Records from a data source
•••

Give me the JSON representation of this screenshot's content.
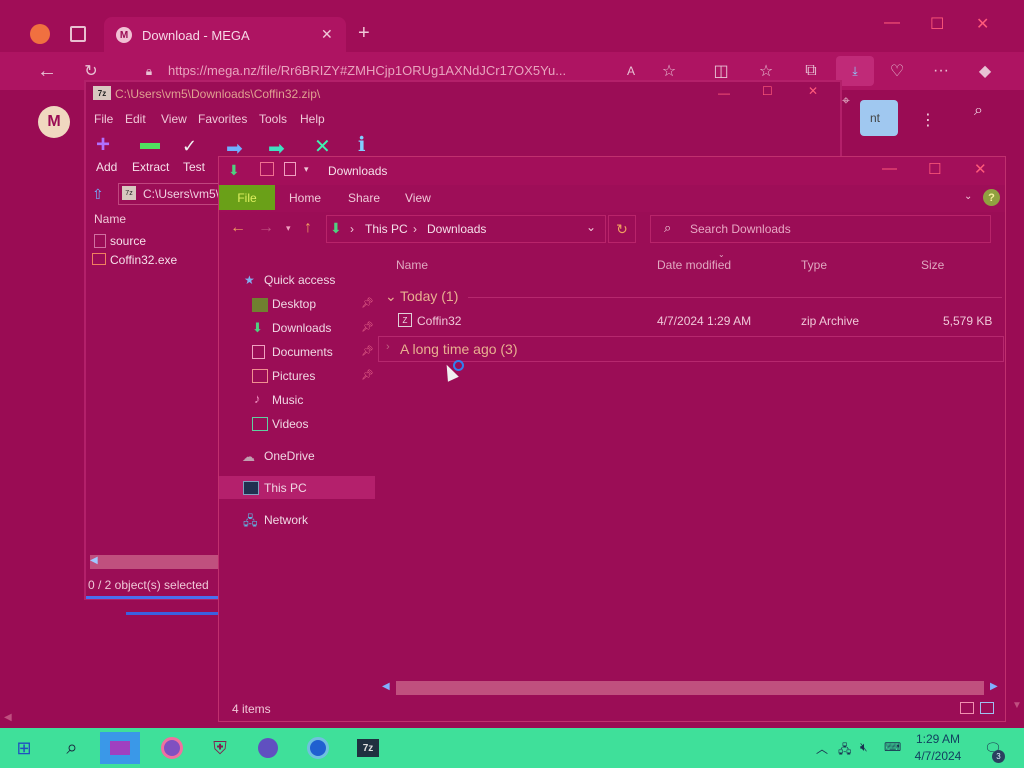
{
  "browser": {
    "tab_title": "Download - MEGA",
    "mega_tab_icon": "M",
    "url": "https://mega.nz/file/Rr6BRIZY#ZMHCjp1ORUg1AXNdJCr17OX5Yu...",
    "mega_logo": "M",
    "side_button_text": "nt"
  },
  "zip": {
    "title": "C:\\Users\\vm5\\Downloads\\Coffin32.zip\\",
    "app_icon": "7z",
    "menu": [
      "File",
      "Edit",
      "View",
      "Favorites",
      "Tools",
      "Help"
    ],
    "tools": [
      "Add",
      "Extract",
      "Test"
    ],
    "address": "C:\\Users\\vm5\\",
    "name_header": "Name",
    "items": [
      "source",
      "Coffin32.exe"
    ],
    "status": "0 / 2 object(s) selected"
  },
  "explorer": {
    "title": "Downloads",
    "ribbon": {
      "file": "File",
      "tabs": [
        "Home",
        "Share",
        "View"
      ]
    },
    "breadcrumb": [
      "This PC",
      "Downloads"
    ],
    "search_placeholder": "Search Downloads",
    "columns": {
      "name": "Name",
      "date": "Date modified",
      "type": "Type",
      "size": "Size"
    },
    "groups": {
      "today": "Today (1)",
      "long_ago": "A long time ago (3)"
    },
    "file": {
      "name": "Coffin32",
      "date": "4/7/2024 1:29 AM",
      "type": "zip Archive",
      "size": "5,579 KB"
    },
    "nav": {
      "quick_access": "Quick access",
      "desktop": "Desktop",
      "downloads": "Downloads",
      "documents": "Documents",
      "pictures": "Pictures",
      "music": "Music",
      "videos": "Videos",
      "onedrive": "OneDrive",
      "this_pc": "This PC",
      "network": "Network"
    },
    "status": "4 items"
  },
  "taskbar": {
    "time": "1:29 AM",
    "date": "4/7/2024",
    "zip_label": "7z",
    "notification_count": "3"
  },
  "colors": {
    "background": "#990a52",
    "taskbar": "#3fe09a",
    "ribbon_file": "#6aa018",
    "accent": "#ff5a7a"
  }
}
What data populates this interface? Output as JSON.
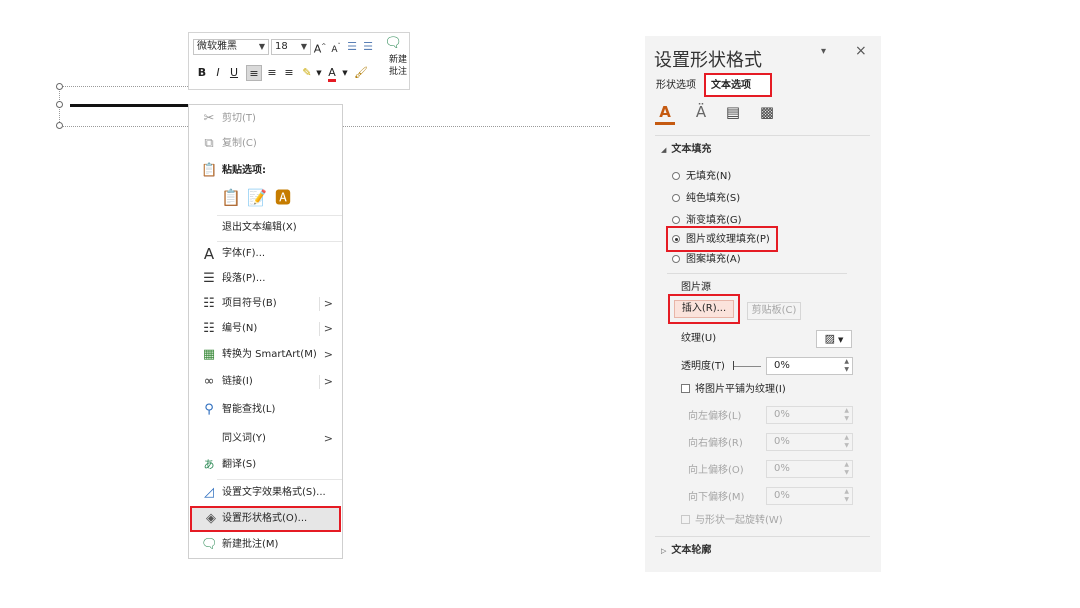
{
  "toolbar": {
    "font_name": "微软雅黑",
    "font_size": "18",
    "grow_font": "A",
    "shrink_font": "A",
    "new_comment_line1": "新建",
    "new_comment_line2": "批注",
    "bold": "B",
    "italic": "I",
    "underline": "U",
    "font_color": "A"
  },
  "context_menu": {
    "items": [
      {
        "label": "剪切(T)",
        "icon": "scissors-icon",
        "disabled": true
      },
      {
        "label": "复制(C)",
        "icon": "copy-icon",
        "disabled": true
      },
      {
        "label": "粘贴选项:",
        "icon": "paste-icon"
      },
      {
        "label": "退出文本编辑(X)"
      },
      {
        "label": "字体(F)...",
        "icon": "font-icon"
      },
      {
        "label": "段落(P)...",
        "icon": "paragraph-icon"
      },
      {
        "label": "项目符号(B)",
        "icon": "bullets-icon",
        "submenu": true
      },
      {
        "label": "编号(N)",
        "icon": "numbering-icon",
        "submenu": true
      },
      {
        "label": "转换为 SmartArt(M)",
        "icon": "smartart-icon",
        "submenu": true
      },
      {
        "label": "链接(I)",
        "icon": "link-icon",
        "submenu": true
      },
      {
        "label": "智能查找(L)",
        "icon": "search-icon"
      },
      {
        "label": "同义词(Y)",
        "submenu": true
      },
      {
        "label": "翻译(S)",
        "icon": "translate-icon"
      },
      {
        "label": "设置文字效果格式(S)...",
        "icon": "text-effects-icon"
      },
      {
        "label": "设置形状格式(O)...",
        "icon": "shape-format-icon",
        "highlighted": true
      },
      {
        "label": "新建批注(M)",
        "icon": "comment-icon"
      }
    ],
    "submenu_arrow": ">"
  },
  "pane": {
    "title": "设置形状格式",
    "dropdown_glyph": "▾",
    "close_glyph": "×",
    "tabs": [
      "形状选项",
      "文本选项"
    ],
    "active_tab": "文本选项",
    "icon_tabs": [
      "text-fill-outline-icon",
      "text-effects-icon",
      "textbox-icon",
      "picture-icon"
    ],
    "text_fill": {
      "heading": "文本填充",
      "options": [
        "无填充(N)",
        "纯色填充(S)",
        "渐变填充(G)",
        "图片或纹理填充(P)",
        "图案填充(A)"
      ],
      "selected": "图片或纹理填充(P)"
    },
    "picture_source": {
      "label": "图片源",
      "insert_button": "插入(R)...",
      "clipboard_button": "剪贴板(C)"
    },
    "texture_label": "纹理(U)",
    "transparency_label": "透明度(T)",
    "transparency_value": "0%",
    "tile_checkbox": "将图片平铺为纹理(I)",
    "offsets": [
      {
        "label": "向左偏移(L)",
        "value": "0%"
      },
      {
        "label": "向右偏移(R)",
        "value": "0%"
      },
      {
        "label": "向上偏移(O)",
        "value": "0%"
      },
      {
        "label": "向下偏移(M)",
        "value": "0%"
      }
    ],
    "rotate_checkbox": "与形状一起旋转(W)",
    "text_outline": {
      "heading": "文本轮廓"
    }
  },
  "colors": {
    "highlight_border": "#e51b24",
    "accent": "#c55a11",
    "pane_bg": "#f3f3f3"
  }
}
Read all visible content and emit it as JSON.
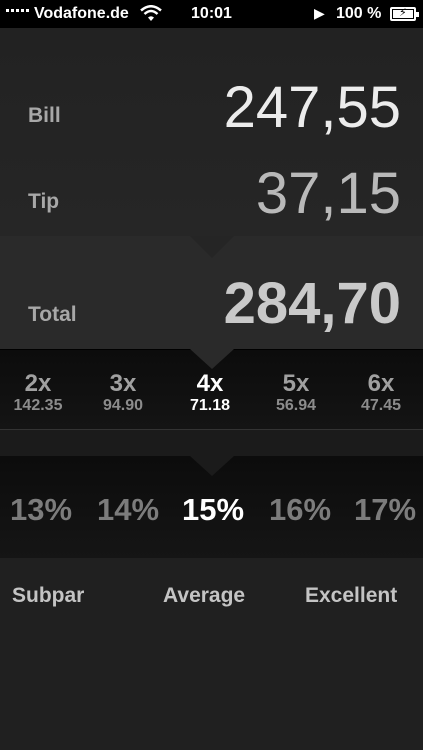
{
  "status_bar": {
    "carrier": "Vodafone.de",
    "time": "10:01",
    "battery": "100 %"
  },
  "amounts": {
    "bill_label": "Bill",
    "bill_value": "247,55",
    "tip_label": "Tip",
    "tip_value": "37,15",
    "total_label": "Total",
    "total_value": "284,70"
  },
  "split": {
    "options": [
      {
        "multiplier": "2x",
        "amount": "142.35"
      },
      {
        "multiplier": "3x",
        "amount": "94.90"
      },
      {
        "multiplier": "4x",
        "amount": "71.18"
      },
      {
        "multiplier": "5x",
        "amount": "56.94"
      },
      {
        "multiplier": "6x",
        "amount": "47.45"
      }
    ],
    "selected": "4x"
  },
  "tip_percent": {
    "options": [
      "13%",
      "14%",
      "15%",
      "16%",
      "17%"
    ],
    "selected": "15%"
  },
  "ratings": {
    "low": "Subpar",
    "mid": "Average",
    "high": "Excellent"
  }
}
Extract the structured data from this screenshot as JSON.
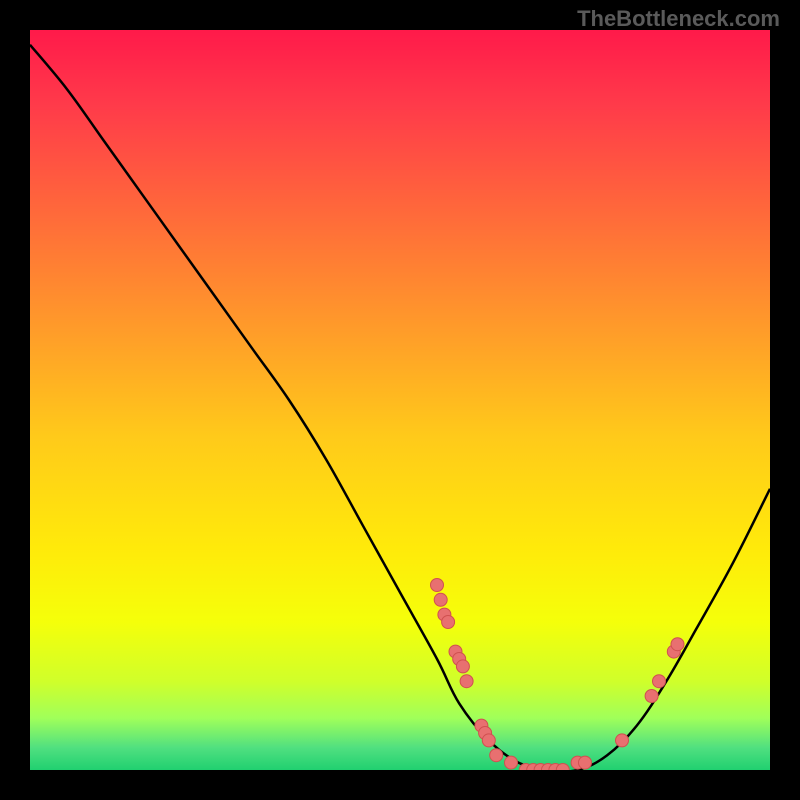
{
  "watermark": "TheBottleneck.com",
  "chart_data": {
    "type": "line",
    "title": "",
    "xlabel": "",
    "ylabel": "",
    "xlim": [
      0,
      100
    ],
    "ylim": [
      0,
      100
    ],
    "curve": {
      "x": [
        0,
        5,
        10,
        15,
        20,
        25,
        30,
        35,
        40,
        45,
        50,
        55,
        58,
        62,
        66,
        70,
        74,
        78,
        82,
        86,
        90,
        95,
        100
      ],
      "y": [
        98,
        92,
        85,
        78,
        71,
        64,
        57,
        50,
        42,
        33,
        24,
        15,
        9,
        4,
        1,
        0,
        0,
        2,
        6,
        12,
        19,
        28,
        38
      ]
    },
    "points": [
      {
        "x": 55,
        "y": 25
      },
      {
        "x": 55.5,
        "y": 23
      },
      {
        "x": 56,
        "y": 21
      },
      {
        "x": 56.5,
        "y": 20
      },
      {
        "x": 57.5,
        "y": 16
      },
      {
        "x": 58,
        "y": 15
      },
      {
        "x": 58.5,
        "y": 14
      },
      {
        "x": 59,
        "y": 12
      },
      {
        "x": 61,
        "y": 6
      },
      {
        "x": 61.5,
        "y": 5
      },
      {
        "x": 62,
        "y": 4
      },
      {
        "x": 63,
        "y": 2
      },
      {
        "x": 65,
        "y": 1
      },
      {
        "x": 67,
        "y": 0
      },
      {
        "x": 68,
        "y": 0
      },
      {
        "x": 69,
        "y": 0
      },
      {
        "x": 70,
        "y": 0
      },
      {
        "x": 71,
        "y": 0
      },
      {
        "x": 72,
        "y": 0
      },
      {
        "x": 74,
        "y": 1
      },
      {
        "x": 75,
        "y": 1
      },
      {
        "x": 80,
        "y": 4
      },
      {
        "x": 84,
        "y": 10
      },
      {
        "x": 85,
        "y": 12
      },
      {
        "x": 87,
        "y": 16
      },
      {
        "x": 87.5,
        "y": 17
      }
    ],
    "background_gradient": {
      "top": "#ff1a4a",
      "middle": "#ffea0a",
      "bottom": "#20d070"
    }
  }
}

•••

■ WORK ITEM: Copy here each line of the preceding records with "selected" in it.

■ SOLVED PROBLEM:
    "status": "0 / 2 object(s) selected"
      "selected": "图片或纹理填充(P)"
    "selected": "4x"
    "selected": "15%"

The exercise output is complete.